Representatives from the borough, Meyersdale Renaissance and residents have worked together since 2005 to gather as much funding as possible from state, county and local sources to turn downtown into a work of art.
The hard work paid off. They raised more than $1.1 million for the “streetscape” project to include new sidewalks, curbs and lighting.
But, as deadlines draw near and all resources have been tapped, the group remains $50,000 short.
“This is probably one of the best co-operative efforts in the borough,” said Kathy Bisko, program director for Meyersdale Renaissance Inc., the borough’s Main Street program.
“Honestly, we need the support and help of the people who live and do business on Main Street.”
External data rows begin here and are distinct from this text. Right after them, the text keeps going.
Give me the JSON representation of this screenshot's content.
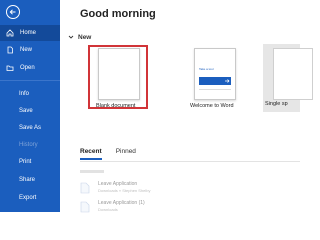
{
  "sidebar": {
    "bg": "#1b5ebe",
    "items": [
      {
        "label": "Home",
        "icon": "home-icon"
      },
      {
        "label": "New",
        "icon": "new-document-icon"
      },
      {
        "label": "Open",
        "icon": "folder-open-icon"
      },
      {
        "label": "Info"
      },
      {
        "label": "Save"
      },
      {
        "label": "Save As"
      },
      {
        "label": "History"
      },
      {
        "label": "Print"
      },
      {
        "label": "Share"
      },
      {
        "label": "Export"
      }
    ]
  },
  "main": {
    "greeting": "Good morning",
    "new_section": "New",
    "templates": [
      {
        "label": "Blank document"
      },
      {
        "label": "Welcome to Word",
        "mini_text": "Take a tour"
      },
      {
        "label": "Single sp"
      }
    ],
    "tabs": [
      {
        "label": "Recent"
      },
      {
        "label": "Pinned"
      }
    ],
    "recent": [
      {
        "name": "Leave Application",
        "path": "Downloads » Stephen Shelby"
      },
      {
        "name": "Leave Application (1)",
        "path": "Downloads"
      }
    ],
    "highlight_color": "#d13438"
  }
}
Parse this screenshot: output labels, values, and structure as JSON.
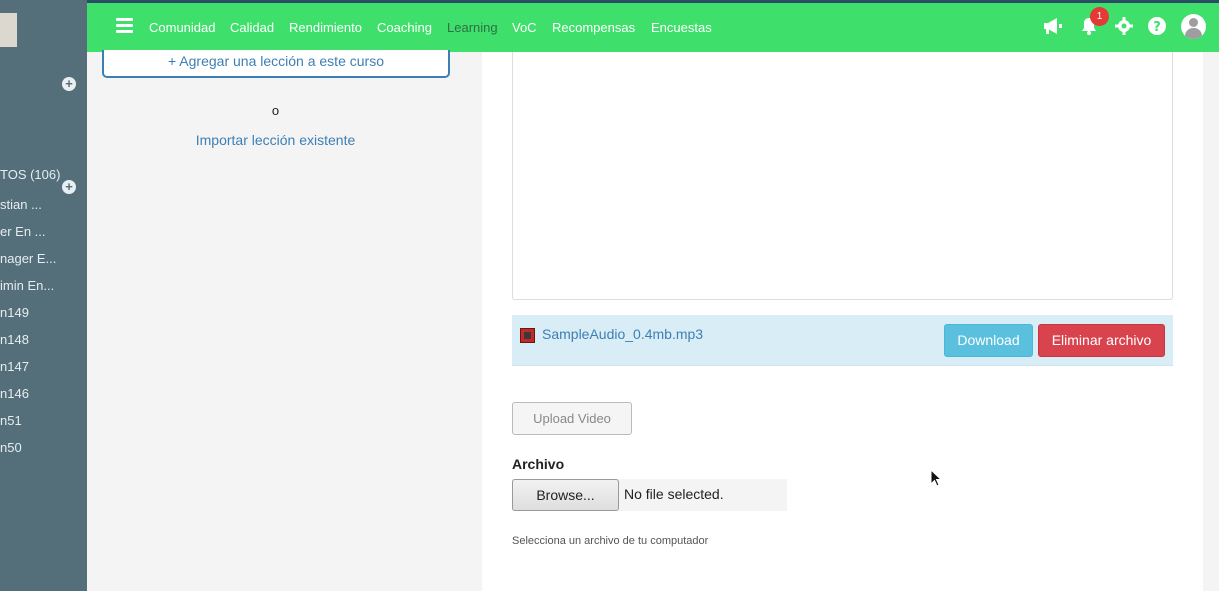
{
  "sidebar": {
    "section_title": "TOS (106)",
    "items": [
      "stian ...",
      "er En ...",
      "nager E...",
      "imin En...",
      "n149",
      "n148",
      "n147",
      "n146",
      "n51",
      "n50"
    ]
  },
  "topbar": {
    "nav": [
      "Comunidad",
      "Calidad",
      "Rendimiento",
      "Coaching",
      "Learning",
      "VoC",
      "Recompensas",
      "Encuestas"
    ],
    "active": "Learning",
    "notification_count": "1"
  },
  "lessons": {
    "add_label": "+ Agregar una lección a este curso",
    "or_text": "o",
    "import_label": "Importar lección existente"
  },
  "attachment": {
    "file_name": "SampleAudio_0.4mb.mp3",
    "download_label": "Download",
    "delete_label": "Eliminar archivo"
  },
  "upload": {
    "video_label": "Upload Video",
    "archivo_label": "Archivo",
    "browse_label": "Browse...",
    "no_file_text": "No file selected.",
    "help_text": "Selecciona un archivo de tu computador"
  },
  "colors": {
    "topbar": "#3ee06b",
    "sidebar": "#546e7a",
    "link": "#3d7fb4",
    "download": "#5bc0de",
    "delete": "#d9434e"
  }
}
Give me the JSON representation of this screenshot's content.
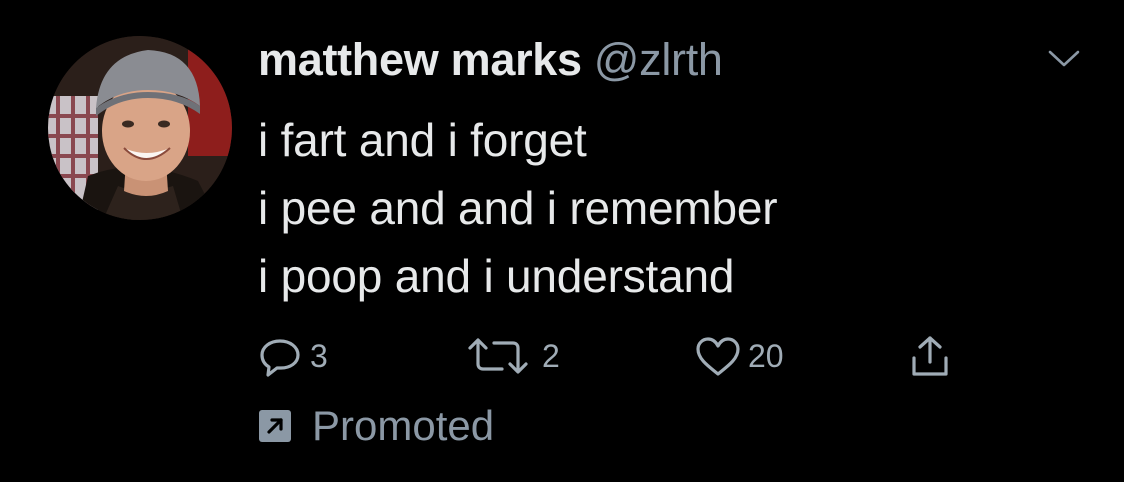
{
  "user": {
    "display_name": "matthew marks",
    "handle": "@zlrth"
  },
  "tweet": {
    "lines": [
      "i fart and i forget",
      "i pee and and i remember",
      "i poop and i understand"
    ]
  },
  "actions": {
    "reply_count": "3",
    "retweet_count": "2",
    "like_count": "20"
  },
  "promoted": {
    "label": "Promoted"
  },
  "icons": {
    "avatar": "avatar-photo",
    "menu": "chevron-down-icon",
    "reply": "reply-icon",
    "retweet": "retweet-icon",
    "like": "heart-icon",
    "share": "share-icon",
    "promoted": "promoted-arrow-icon"
  },
  "colors": {
    "background": "#000000",
    "primary_text": "#e7e9ea",
    "secondary_text": "#8b98a5",
    "icon": "#a0acb6"
  }
}
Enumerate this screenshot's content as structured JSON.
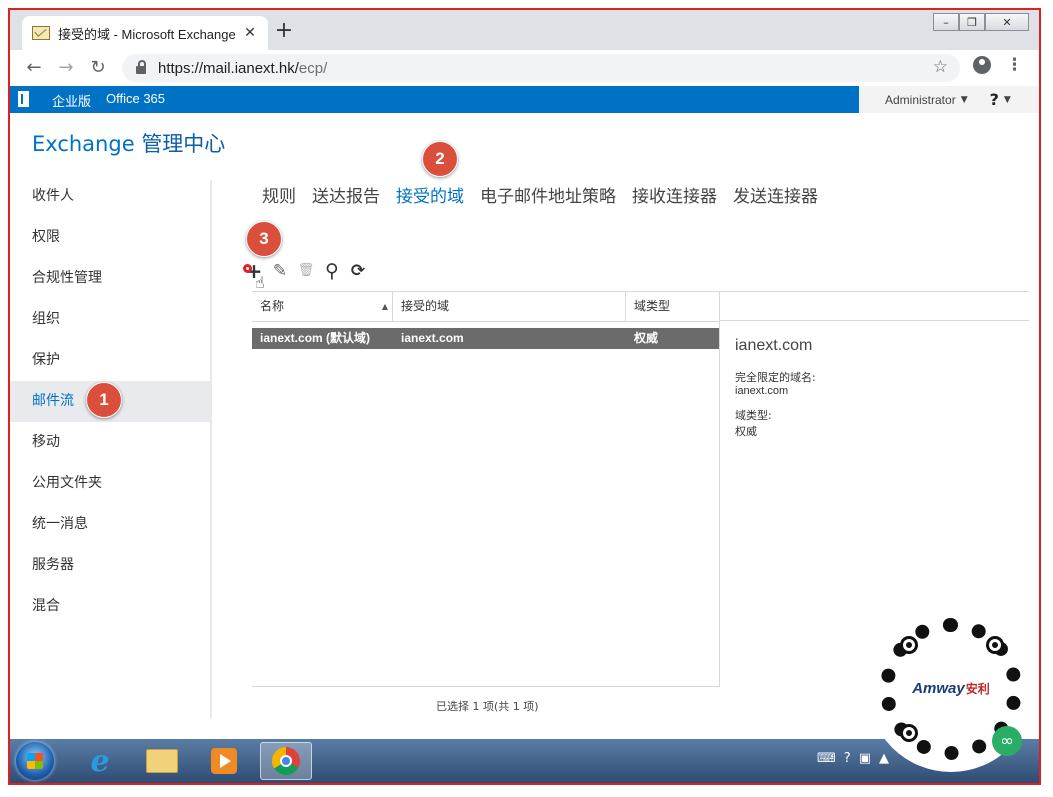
{
  "browser": {
    "tab_title": "接受的域 - Microsoft Exchange",
    "tab_close": "✕",
    "new_tab": "+",
    "url_host": "https://mail.ianext.hk/",
    "url_path": "ecp/",
    "back": "←",
    "forward": "→",
    "reload": "↻",
    "star": "☆",
    "menu": "⋮",
    "win_min": "–",
    "win_max": "❐",
    "win_close": "✕"
  },
  "office_bar": {
    "brand": "企业版",
    "product": "Office 365",
    "user": "Administrator",
    "help": "?"
  },
  "eac": {
    "title_prefix": "Exchange",
    "title_main": "管理中心"
  },
  "left_nav": [
    {
      "label": "收件人"
    },
    {
      "label": "权限"
    },
    {
      "label": "合规性管理"
    },
    {
      "label": "组织"
    },
    {
      "label": "保护"
    },
    {
      "label": "邮件流",
      "active": true
    },
    {
      "label": "移动"
    },
    {
      "label": "公用文件夹"
    },
    {
      "label": "统一消息"
    },
    {
      "label": "服务器"
    },
    {
      "label": "混合"
    }
  ],
  "tabs": [
    {
      "label": "规则"
    },
    {
      "label": "送达报告"
    },
    {
      "label": "接受的域",
      "active": true
    },
    {
      "label": "电子邮件地址策略"
    },
    {
      "label": "接收连接器"
    },
    {
      "label": "发送连接器"
    }
  ],
  "toolbar": {
    "add": "+",
    "edit": "✎",
    "delete": "🗑",
    "search": "⚲",
    "refresh": "⟳"
  },
  "grid": {
    "columns": [
      "名称",
      "接受的域",
      "域类型"
    ],
    "sort_indicator": "▲",
    "rows": [
      {
        "name": "ianext.com (默认域)",
        "domain": "ianext.com",
        "type": "权威",
        "selected": true
      }
    ]
  },
  "details": {
    "title": "ianext.com",
    "fqdn_label": "完全限定的域名:",
    "fqdn_value": "ianext.com",
    "type_label": "域类型:",
    "type_value": "权威"
  },
  "status": "已选择 1 项(共 1 项)",
  "annotations": {
    "step1": "1",
    "step2": "2",
    "step3": "3"
  },
  "qr": {
    "brand": "Amway",
    "brand_cn": "安利"
  },
  "icons": {
    "cursor": "hand-pointer-icon",
    "start": "windows-start-icon",
    "ie": "internet-explorer-icon",
    "explorer": "file-explorer-icon",
    "media": "media-player-icon",
    "chrome": "chrome-icon"
  },
  "colors": {
    "accent": "#0072c6",
    "badge": "#d94f3b",
    "selected_row": "#6b6b6b",
    "frame_border": "#e02020"
  }
}
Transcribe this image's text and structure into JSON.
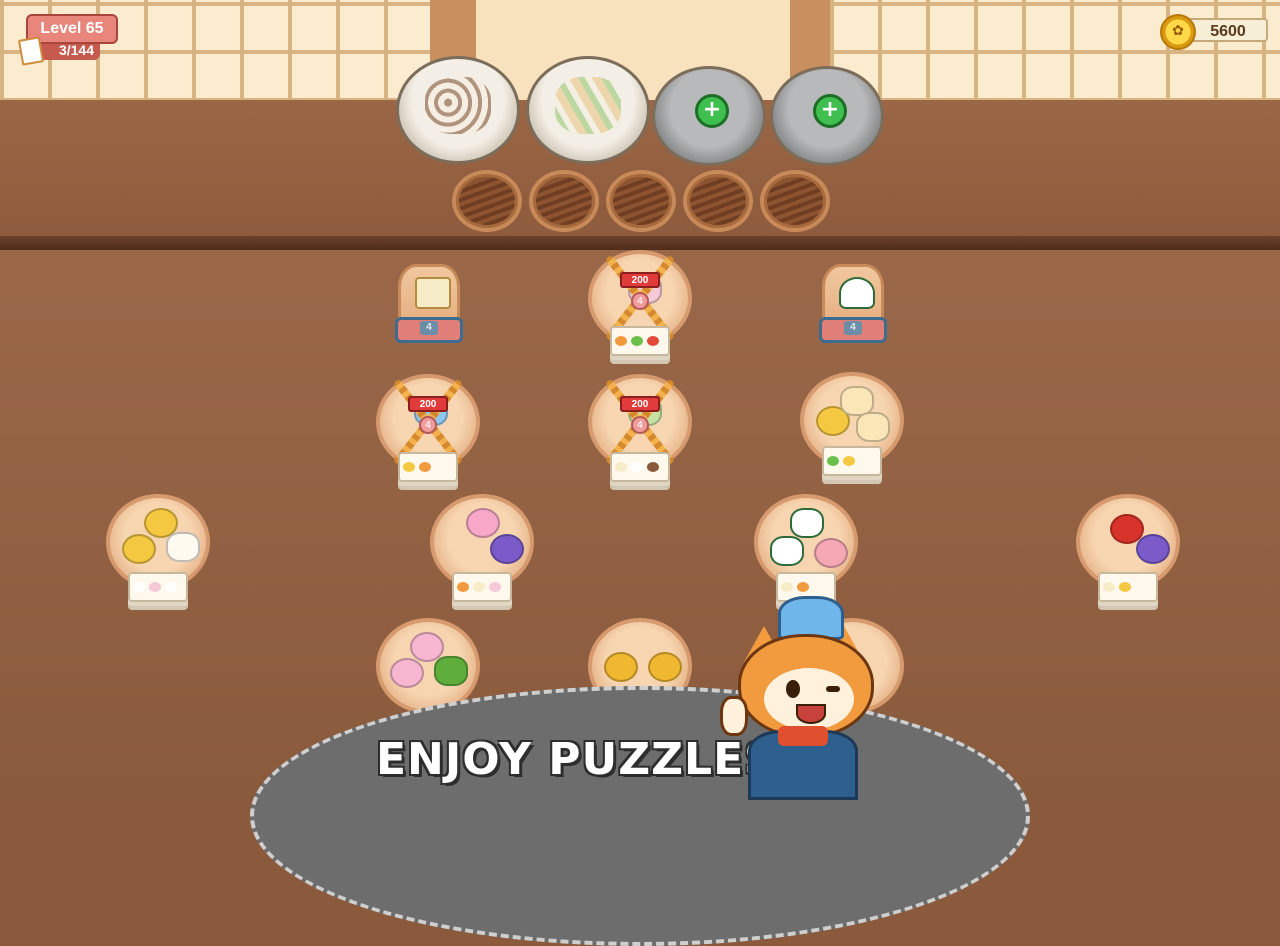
{
  "hud": {
    "level_label": "Level 65",
    "progress": "3/144",
    "coins": "5600",
    "coin_icon": "paw-coin-icon"
  },
  "serving": {
    "plates": [
      {
        "state": "filled",
        "food": "sushi rolls"
      },
      {
        "state": "filled",
        "food": "cucumber sandwiches"
      },
      {
        "state": "empty",
        "icon": "plus-icon"
      },
      {
        "state": "empty",
        "icon": "plus-icon"
      }
    ],
    "slots_count": 5
  },
  "locks": [
    {
      "cost": "200",
      "count": "4"
    },
    {
      "cost": "200",
      "count": "4"
    },
    {
      "cost": "200",
      "count": "4"
    }
  ],
  "small_steamers": [
    {
      "count": "4"
    },
    {
      "count": "4"
    }
  ],
  "banner": {
    "text": "ENJOY PUZZLES!"
  },
  "colors": {
    "accent_green": "#3fbf4f",
    "lock_red": "#e23b3b",
    "coin_gold": "#ffd84a"
  }
}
This week, the design committee mailed letters to businesses and residents along Main Street, which would undergo a facelift with new sidewalks and a bike lane from Grant Street to the Western Maryland station.
The centerpiece of the design would feature a maple leaf on the intersection of Center and Main streets.
The letters ask each person or business owner to give $20 per linear foot of new sidewalks and curbs, an amount that Bisko said is less than one-quarter the cost of each person to pay for the work privately.
The request was mailed even to businesses that already have made significant donations.
“These are the people who would directly benefit,” Bisko said.
In October 2006, the group was awarded an $850,000 PennDOT grant for the work, following a second public meeting.
Organizers had hoped to see work begin in the summer, but the review process with PennDOT took longer than expected.
“It just takes time, more than we anticipated,” Bisko said.
The project also received a $200,000 boost from the state’s Department of Community and Economic Development, $30,000 in Growing Greener funds and $25,000 in Community Development Block Grant money.
Another $125,000 in matching funds needed to be raised, and a design committee used a streetlight sponsorship campaign, as well as private grants through foundations, to raise all but the final $50,000.
“At this point, we very much need to get this moving,” Bisko said.
If organizers are able to line up funding, the project should be bid this year.
The group has planned to coordinate the project with a borough water authority project to replace 150-year-old water lines, which is scheduled to begin in the spring. To keep pace with that joint undertaking and preserve grant funding, the streetscape design must begin in the summer, Bisko said.
“Right now, the most critical thing is this last piece of funding,” she said.